__Extracted records__.
========

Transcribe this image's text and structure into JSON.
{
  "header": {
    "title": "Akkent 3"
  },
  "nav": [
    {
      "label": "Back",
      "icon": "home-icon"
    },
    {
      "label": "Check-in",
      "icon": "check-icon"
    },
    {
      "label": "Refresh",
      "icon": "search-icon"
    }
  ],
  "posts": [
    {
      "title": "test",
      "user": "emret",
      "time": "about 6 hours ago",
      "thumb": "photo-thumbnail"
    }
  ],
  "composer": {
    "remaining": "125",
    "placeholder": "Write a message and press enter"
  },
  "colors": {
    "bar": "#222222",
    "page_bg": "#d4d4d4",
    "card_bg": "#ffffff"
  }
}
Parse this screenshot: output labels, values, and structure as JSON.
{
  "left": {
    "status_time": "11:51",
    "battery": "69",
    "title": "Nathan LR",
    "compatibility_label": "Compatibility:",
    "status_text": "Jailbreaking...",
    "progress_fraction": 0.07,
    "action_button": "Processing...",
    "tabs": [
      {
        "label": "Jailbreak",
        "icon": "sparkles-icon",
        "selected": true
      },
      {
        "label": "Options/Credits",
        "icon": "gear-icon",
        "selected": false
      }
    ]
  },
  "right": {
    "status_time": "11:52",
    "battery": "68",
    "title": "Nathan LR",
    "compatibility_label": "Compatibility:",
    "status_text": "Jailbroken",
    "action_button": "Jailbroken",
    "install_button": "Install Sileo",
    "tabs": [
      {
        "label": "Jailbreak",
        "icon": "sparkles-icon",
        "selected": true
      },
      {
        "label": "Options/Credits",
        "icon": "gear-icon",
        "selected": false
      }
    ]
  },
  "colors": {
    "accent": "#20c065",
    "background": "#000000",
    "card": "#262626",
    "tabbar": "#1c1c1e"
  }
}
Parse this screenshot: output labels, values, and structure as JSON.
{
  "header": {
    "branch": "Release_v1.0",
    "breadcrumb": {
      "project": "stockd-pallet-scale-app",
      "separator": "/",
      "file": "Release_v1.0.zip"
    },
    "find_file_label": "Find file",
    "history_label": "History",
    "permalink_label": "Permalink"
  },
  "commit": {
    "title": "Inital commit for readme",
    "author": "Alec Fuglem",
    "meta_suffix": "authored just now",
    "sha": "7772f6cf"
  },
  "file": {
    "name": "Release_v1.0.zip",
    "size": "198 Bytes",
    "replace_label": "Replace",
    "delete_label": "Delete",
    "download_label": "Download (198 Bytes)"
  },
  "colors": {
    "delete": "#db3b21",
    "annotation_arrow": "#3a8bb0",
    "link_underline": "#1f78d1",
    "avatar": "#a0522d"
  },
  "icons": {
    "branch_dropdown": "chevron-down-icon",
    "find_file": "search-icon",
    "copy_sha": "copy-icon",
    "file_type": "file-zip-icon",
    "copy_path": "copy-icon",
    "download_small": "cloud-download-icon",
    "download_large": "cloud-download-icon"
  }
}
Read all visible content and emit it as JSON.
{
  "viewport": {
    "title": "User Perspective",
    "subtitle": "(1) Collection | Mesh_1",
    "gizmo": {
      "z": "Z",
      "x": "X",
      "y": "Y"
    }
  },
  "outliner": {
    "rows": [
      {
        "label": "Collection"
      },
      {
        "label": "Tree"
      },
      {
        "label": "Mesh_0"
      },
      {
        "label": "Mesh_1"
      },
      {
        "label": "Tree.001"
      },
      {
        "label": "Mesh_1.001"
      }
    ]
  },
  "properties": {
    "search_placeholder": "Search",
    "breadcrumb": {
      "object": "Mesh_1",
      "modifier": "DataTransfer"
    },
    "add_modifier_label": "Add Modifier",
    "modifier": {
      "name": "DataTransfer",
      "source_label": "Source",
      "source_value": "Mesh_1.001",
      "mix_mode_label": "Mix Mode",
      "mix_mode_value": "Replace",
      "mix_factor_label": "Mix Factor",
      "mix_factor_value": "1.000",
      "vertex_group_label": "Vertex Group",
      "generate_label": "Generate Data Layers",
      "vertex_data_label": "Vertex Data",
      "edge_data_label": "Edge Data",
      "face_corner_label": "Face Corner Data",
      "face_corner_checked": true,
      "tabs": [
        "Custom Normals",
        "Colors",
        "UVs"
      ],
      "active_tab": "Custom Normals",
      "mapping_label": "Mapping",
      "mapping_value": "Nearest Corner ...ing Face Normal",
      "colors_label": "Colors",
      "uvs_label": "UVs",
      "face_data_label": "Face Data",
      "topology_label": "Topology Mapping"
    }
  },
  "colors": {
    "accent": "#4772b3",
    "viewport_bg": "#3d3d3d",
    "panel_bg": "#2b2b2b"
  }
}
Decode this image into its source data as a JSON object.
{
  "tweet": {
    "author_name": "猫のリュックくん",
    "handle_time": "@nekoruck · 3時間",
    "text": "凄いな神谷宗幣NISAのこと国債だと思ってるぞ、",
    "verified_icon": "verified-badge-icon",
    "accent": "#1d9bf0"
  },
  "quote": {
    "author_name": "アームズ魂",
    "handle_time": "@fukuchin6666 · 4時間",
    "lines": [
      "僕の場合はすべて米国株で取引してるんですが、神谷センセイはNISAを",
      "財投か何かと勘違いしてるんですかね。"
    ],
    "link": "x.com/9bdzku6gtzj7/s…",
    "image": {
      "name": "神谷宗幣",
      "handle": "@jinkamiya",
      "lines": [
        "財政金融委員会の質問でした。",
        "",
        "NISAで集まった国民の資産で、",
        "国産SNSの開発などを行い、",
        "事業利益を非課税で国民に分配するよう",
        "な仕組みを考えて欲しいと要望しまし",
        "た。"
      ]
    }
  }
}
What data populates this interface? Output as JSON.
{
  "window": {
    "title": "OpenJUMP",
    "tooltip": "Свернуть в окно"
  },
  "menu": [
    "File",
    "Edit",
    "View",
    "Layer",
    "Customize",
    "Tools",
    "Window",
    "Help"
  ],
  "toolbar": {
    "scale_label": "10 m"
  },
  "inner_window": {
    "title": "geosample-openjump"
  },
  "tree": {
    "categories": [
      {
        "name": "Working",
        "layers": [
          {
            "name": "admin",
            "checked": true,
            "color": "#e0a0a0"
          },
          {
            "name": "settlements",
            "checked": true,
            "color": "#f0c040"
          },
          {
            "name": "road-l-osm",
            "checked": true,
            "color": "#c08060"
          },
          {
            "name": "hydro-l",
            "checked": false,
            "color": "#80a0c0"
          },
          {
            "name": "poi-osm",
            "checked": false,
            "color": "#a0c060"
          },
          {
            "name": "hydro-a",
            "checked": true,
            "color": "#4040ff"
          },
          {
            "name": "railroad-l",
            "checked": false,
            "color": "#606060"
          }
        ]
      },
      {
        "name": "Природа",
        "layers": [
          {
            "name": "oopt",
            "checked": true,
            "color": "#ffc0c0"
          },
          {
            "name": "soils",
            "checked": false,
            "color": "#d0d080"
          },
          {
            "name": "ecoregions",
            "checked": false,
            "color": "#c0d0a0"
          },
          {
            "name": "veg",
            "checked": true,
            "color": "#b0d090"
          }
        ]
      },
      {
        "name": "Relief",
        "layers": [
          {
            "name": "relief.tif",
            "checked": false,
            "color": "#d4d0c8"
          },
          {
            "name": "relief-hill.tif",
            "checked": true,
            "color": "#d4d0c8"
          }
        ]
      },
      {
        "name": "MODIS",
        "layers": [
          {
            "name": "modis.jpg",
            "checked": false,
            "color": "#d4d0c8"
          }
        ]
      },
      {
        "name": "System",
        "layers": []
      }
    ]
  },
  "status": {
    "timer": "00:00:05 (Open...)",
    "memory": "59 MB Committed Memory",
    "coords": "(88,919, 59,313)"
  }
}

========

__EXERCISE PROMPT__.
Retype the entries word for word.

__EXERCISE OUTPUT__.
Transcribe this image's text and structure into JSON.
{
  "header": {
    "title": "Akkent 3"
  },
  "nav": [
    {
      "label": "Back",
      "icon": "home-icon"
    },
    {
      "label": "Check-in",
      "icon": "check-icon"
    },
    {
      "label": "Refresh",
      "icon": "search-icon"
    }
  ],
  "posts": [
    {
      "title": "test",
      "user": "emret",
      "time": "about 6 hours ago",
      "thumb": "photo-thumbnail"
    }
  ],
  "composer": {
    "remaining": "125",
    "placeholder": "Write a message and press enter"
  },
  "colors": {
    "bar": "#222222",
    "page_bg": "#d4d4d4",
    "card_bg": "#ffffff"
  }
}
Parse this screenshot: output labels, values, and structure as JSON.
{
  "left": {
    "status_time": "11:51",
    "battery": "69",
    "title": "Nathan LR",
    "compatibility_label": "Compatibility:",
    "status_text": "Jailbreaking...",
    "progress_fraction": 0.07,
    "action_button": "Processing...",
    "tabs": [
      {
        "label": "Jailbreak",
        "icon": "sparkles-icon",
        "selected": true
      },
      {
        "label": "Options/Credits",
        "icon": "gear-icon",
        "selected": false
      }
    ]
  },
  "right": {
    "status_time": "11:52",
    "battery": "68",
    "title": "Nathan LR",
    "compatibility_label": "Compatibility:",
    "status_text": "Jailbroken",
    "action_button": "Jailbroken",
    "install_button": "Install Sileo",
    "tabs": [
      {
        "label": "Jailbreak",
        "icon": "sparkles-icon",
        "selected": true
      },
      {
        "label": "Options/Credits",
        "icon": "gear-icon",
        "selected": false
      }
    ]
  },
  "colors": {
    "accent": "#20c065",
    "background": "#000000",
    "card": "#262626",
    "tabbar": "#1c1c1e"
  }
}
Parse this screenshot: output labels, values, and structure as JSON.
{
  "header": {
    "branch": "Release_v1.0",
    "breadcrumb": {
      "project": "stockd-pallet-scale-app",
      "separator": "/",
      "file": "Release_v1.0.zip"
    },
    "find_file_label": "Find file",
    "history_label": "History",
    "permalink_label": "Permalink"
  },
  "commit": {
    "title": "Inital commit for readme",
    "author": "Alec Fuglem",
    "meta_suffix": "authored just now",
    "sha": "7772f6cf"
  },
  "file": {
    "name": "Release_v1.0.zip",
    "size": "198 Bytes",
    "replace_label": "Replace",
    "delete_label": "Delete",
    "download_label": "Download (198 Bytes)"
  },
  "colors": {
    "delete": "#db3b21",
    "annotation_arrow": "#3a8bb0",
    "link_underline": "#1f78d1",
    "avatar": "#a0522d"
  },
  "icons": {
    "branch_dropdown": "chevron-down-icon",
    "find_file": "search-icon",
    "copy_sha": "copy-icon",
    "file_type": "file-zip-icon",
    "copy_path": "copy-icon",
    "download_small": "cloud-download-icon",
    "download_large": "cloud-download-icon"
  }
}
Read all visible content and emit it as JSON.
{
  "viewport": {
    "title": "User Perspective",
    "subtitle": "(1) Collection | Mesh_1",
    "gizmo": {
      "z": "Z",
      "x": "X",
      "y": "Y"
    }
  },
  "outliner": {
    "rows": [
      {
        "label": "Collection"
      },
      {
        "label": "Tree"
      },
      {
        "label": "Mesh_0"
      },
      {
        "label": "Mesh_1"
      },
      {
        "label": "Tree.001"
      },
      {
        "label": "Mesh_1.001"
      }
    ]
  },
  "properties": {
    "search_placeholder": "Search",
    "breadcrumb": {
      "object": "Mesh_1",
      "modifier": "DataTransfer"
    },
    "add_modifier_label": "Add Modifier",
    "modifier": {
      "name": "DataTransfer",
      "source_label": "Source",
      "source_value": "Mesh_1.001",
      "mix_mode_label": "Mix Mode",
      "mix_mode_value": "Replace",
      "mix_factor_label": "Mix Factor",
      "mix_factor_value": "1.000",
      "vertex_group_label": "Vertex Group",
      "generate_label": "Generate Data Layers",
      "vertex_data_label": "Vertex Data",
      "edge_data_label": "Edge Data",
      "face_corner_label": "Face Corner Data",
      "face_corner_checked": true,
      "tabs": [
        "Custom Normals",
        "Colors",
        "UVs"
      ],
      "active_tab": "Custom Normals",
      "mapping_label": "Mapping",
      "mapping_value": "Nearest Corner ...ing Face Normal",
      "colors_label": "Colors",
      "uvs_label": "UVs",
      "face_data_label": "Face Data",
      "topology_label": "Topology Mapping"
    }
  },
  "colors": {
    "accent": "#4772b3",
    "viewport_bg": "#3d3d3d",
    "panel_bg": "#2b2b2b"
  }
}
Decode this image into its source data as a JSON object.
{
  "tweet": {
    "author_name": "猫のリュックくん",
    "handle_time": "@nekoruck · 3時間",
    "text": "凄いな神谷宗幣NISAのこと国債だと思ってるぞ、",
    "verified_icon": "verified-badge-icon",
    "accent": "#1d9bf0"
  },
  "quote": {
    "author_name": "アームズ魂",
    "handle_time": "@fukuchin6666 · 4時間",
    "lines": [
      "僕の場合はすべて米国株で取引してるんですが、神谷センセイはNISAを",
      "財投か何かと勘違いしてるんですかね。"
    ],
    "link": "x.com/9bdzku6gtzj7/s…",
    "image": {
      "name": "神谷宗幣",
      "handle": "@jinkamiya",
      "lines": [
        "財政金融委員会の質問でした。",
        "",
        "NISAで集まった国民の資産で、",
        "国産SNSの開発などを行い、",
        "事業利益を非課税で国民に分配するよう",
        "な仕組みを考えて欲しいと要望しまし",
        "た。"
      ]
    }
  }
}
What data populates this interface? Output as JSON.
{
  "window": {
    "title": "OpenJUMP",
    "tooltip": "Свернуть в окно"
  },
  "menu": [
    "File",
    "Edit",
    "View",
    "Layer",
    "Customize",
    "Tools",
    "Window",
    "Help"
  ],
  "toolbar": {
    "scale_label": "10 m"
  },
  "inner_window": {
    "title": "geosample-openjump"
  },
  "tree": {
    "categories": [
      {
        "name": "Working",
        "layers": [
          {
            "name": "admin",
            "checked": true,
            "color": "#e0a0a0"
          },
          {
            "name": "settlements",
            "checked": true,
            "color": "#f0c040"
          },
          {
            "name": "road-l-osm",
            "checked": true,
            "color": "#c08060"
          },
          {
            "name": "hydro-l",
            "checked": false,
            "color": "#80a0c0"
          },
          {
            "name": "poi-osm",
            "checked": false,
            "color": "#a0c060"
          },
          {
            "name": "hydro-a",
            "checked": true,
            "color": "#4040ff"
          },
          {
            "name": "railroad-l",
            "checked": false,
            "color": "#606060"
          }
        ]
      },
      {
        "name": "Природа",
        "layers": [
          {
            "name": "oopt",
            "checked": true,
            "color": "#ffc0c0"
          },
          {
            "name": "soils",
            "checked": false,
            "color": "#d0d080"
          },
          {
            "name": "ecoregions",
            "checked": false,
            "color": "#c0d0a0"
          },
          {
            "name": "veg",
            "checked": true,
            "color": "#b0d090"
          }
        ]
      },
      {
        "name": "Relief",
        "layers": [
          {
            "name": "relief.tif",
            "checked": false,
            "color": "#d4d0c8"
          },
          {
            "name": "relief-hill.tif",
            "checked": true,
            "color": "#d4d0c8"
          }
        ]
      },
      {
        "name": "MODIS",
        "layers": [
          {
            "name": "modis.jpg",
            "checked": false,
            "color": "#d4d0c8"
          }
        ]
      },
      {
        "name": "System",
        "layers": []
      }
    ]
  },
  "status": {
    "timer": "00:00:05 (Open...)",
    "memory": "59 MB Committed Memory",
    "coords": "(88,919, 59,313)"
  }
}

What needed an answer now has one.